Ok, back to the action! Post-Robin Batman wants revenge for everything wrong in the world. Post Man-of-Steel Superman is a likely target for his anger. Meanwhile, Lex Luthor is manipulating everyone into thinking Superman is a threat.
Side note: Zach Snyder should be shot for many things in this movie, but more than anything else for the portrayal of Lex Luthor. Lex was an homage to Keith Ledger, and a bad one at that. This movie needed Kevin Spacey to return as Lex. Oh good golly, that’s giving me chills, just thinking about it.
So vengeful Batman must face off against brooding Superman. Throw in a reticent Wonder Woman and an over-the-top Luthor. Finally, throw in Doomsday, for good measure. It’s a steel cage match to the death, and there’s only one way out–and it’s not the door. The acting is right where it should be. Everyone pushes their script to the edge. Lex is over the edge.
Now, the bad.
Zach Snyder and his writers made some fairly large mistakes with this film, and they are glaring. If you rent this movie, just fast-forward through all of the dream sequences. They make no sense, and have no bearing on the story whatsoever. Ok, maybe the first one, where Bruce remembers his origins, and the one where Supes talks to his dead father. Other than that, they’re pointless and confusing, and actually work against the plot. Shoot Zach for this one.
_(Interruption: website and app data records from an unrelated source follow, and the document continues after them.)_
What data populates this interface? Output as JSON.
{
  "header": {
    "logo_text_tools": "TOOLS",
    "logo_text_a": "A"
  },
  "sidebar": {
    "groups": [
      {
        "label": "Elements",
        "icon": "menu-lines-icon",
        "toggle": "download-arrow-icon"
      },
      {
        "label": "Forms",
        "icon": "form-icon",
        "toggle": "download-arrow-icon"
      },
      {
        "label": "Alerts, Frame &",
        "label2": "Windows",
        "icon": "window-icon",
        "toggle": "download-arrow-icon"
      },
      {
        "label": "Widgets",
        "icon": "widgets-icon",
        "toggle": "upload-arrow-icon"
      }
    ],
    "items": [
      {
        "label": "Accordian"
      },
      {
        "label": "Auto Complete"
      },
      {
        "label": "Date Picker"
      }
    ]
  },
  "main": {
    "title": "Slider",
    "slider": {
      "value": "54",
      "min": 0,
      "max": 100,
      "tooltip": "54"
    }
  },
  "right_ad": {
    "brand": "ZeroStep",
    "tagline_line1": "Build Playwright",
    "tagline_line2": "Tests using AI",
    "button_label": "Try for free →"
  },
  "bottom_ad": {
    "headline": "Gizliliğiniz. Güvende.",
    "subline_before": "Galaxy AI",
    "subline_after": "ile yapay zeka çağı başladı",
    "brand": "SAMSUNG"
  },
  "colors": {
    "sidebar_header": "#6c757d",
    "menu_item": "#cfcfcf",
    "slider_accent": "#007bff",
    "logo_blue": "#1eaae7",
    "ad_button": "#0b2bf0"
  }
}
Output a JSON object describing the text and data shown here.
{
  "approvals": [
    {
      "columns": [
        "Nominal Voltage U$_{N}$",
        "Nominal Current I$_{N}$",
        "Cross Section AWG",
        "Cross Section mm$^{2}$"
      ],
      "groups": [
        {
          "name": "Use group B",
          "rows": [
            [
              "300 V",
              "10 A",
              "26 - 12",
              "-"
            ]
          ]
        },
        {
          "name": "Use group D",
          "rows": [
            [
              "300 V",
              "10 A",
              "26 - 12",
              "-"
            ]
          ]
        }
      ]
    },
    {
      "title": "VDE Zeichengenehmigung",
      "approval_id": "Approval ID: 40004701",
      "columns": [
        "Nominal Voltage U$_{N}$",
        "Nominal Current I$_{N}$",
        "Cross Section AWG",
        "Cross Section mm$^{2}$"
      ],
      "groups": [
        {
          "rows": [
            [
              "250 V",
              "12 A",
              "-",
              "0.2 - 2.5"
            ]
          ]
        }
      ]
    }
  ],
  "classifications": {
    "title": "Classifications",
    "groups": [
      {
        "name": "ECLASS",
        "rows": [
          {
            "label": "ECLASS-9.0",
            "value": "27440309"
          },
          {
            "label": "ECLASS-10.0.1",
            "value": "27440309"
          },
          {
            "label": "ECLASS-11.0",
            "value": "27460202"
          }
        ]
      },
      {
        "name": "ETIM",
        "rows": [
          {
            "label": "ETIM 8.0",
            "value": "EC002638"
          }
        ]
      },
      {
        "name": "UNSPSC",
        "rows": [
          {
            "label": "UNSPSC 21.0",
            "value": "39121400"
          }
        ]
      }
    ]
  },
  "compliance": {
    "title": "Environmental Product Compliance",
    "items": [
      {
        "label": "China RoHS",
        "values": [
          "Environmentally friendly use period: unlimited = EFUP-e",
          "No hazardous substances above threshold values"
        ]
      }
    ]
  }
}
There is less flow to the scenes than there should be. Scenes jump between character without respect to plot, rather than as a tool to further plot. It’s almost as if Snyder wants everyone to get equal time. Bad Zach. Another shooting for you.
Doomsday: why is he there? I mean, why not have Superman face off against Batman, with some help from Wonder Woman? Then they realize they’re all good guys, and form a Justice League so they can coordinate efforts? Why was Doomsday even necessary? Ok, I get it, you had a CGI budget you needed to use up, and there was this cool superman storyline called “The Death of Superman”, and you figured, “Why not?” I got it. Another bullet in the chamber.
Doomsday, of course, has no character development (unless you count being developed by LexCorp). Neither does Supes, for that matter. Superman doesn’t really need it in this installment, because he’s fighting public opinion. His conflict is, “How do I stay good when no one stays good?” Batman, conversely, is “how do I get more bad-ass when I’m already as bad-ass as it gets?” How, you ask? You check out Dianna Prince’s ass in front of Superman, at a party. Wonder Woman? Forget about it. She’s there to look good and then kick everyone’s back-side. She is the only one who is even able to hurt doomsday without assistance. That’s probably why she’s the only hero that Batman can’t defeat.
Now, finally, we come to the end. No spoilers here, but you’re going to expect the final scenes. You’re waiting for it. You know it’s coming. Everything in the movie, including the bad homages to Excalibur, lead up to it. Bad Zach… killing the shock value like that. However, just before the very end, Zach Snyder allows a blasphemy so rancorous, so obscene, that mere bullets cannot correct it. This will take nukes. No, I won’t spoil it for you, but it is the movie’s very worst lines, delivered by its very best actor (actually, a toss-up between Gal Gadot and Ben Affleck, but bear with me, here). No I will not spoil it for you, but remember this: Batman was never a member of the Justice League! He refused to join. Bruce Wayne was a loner, someone who knew that friendships turn into funerals.
So, the movie was equal parts OMFG and WTF for me. The show was well worth the money. Next time get Kevin Spacey.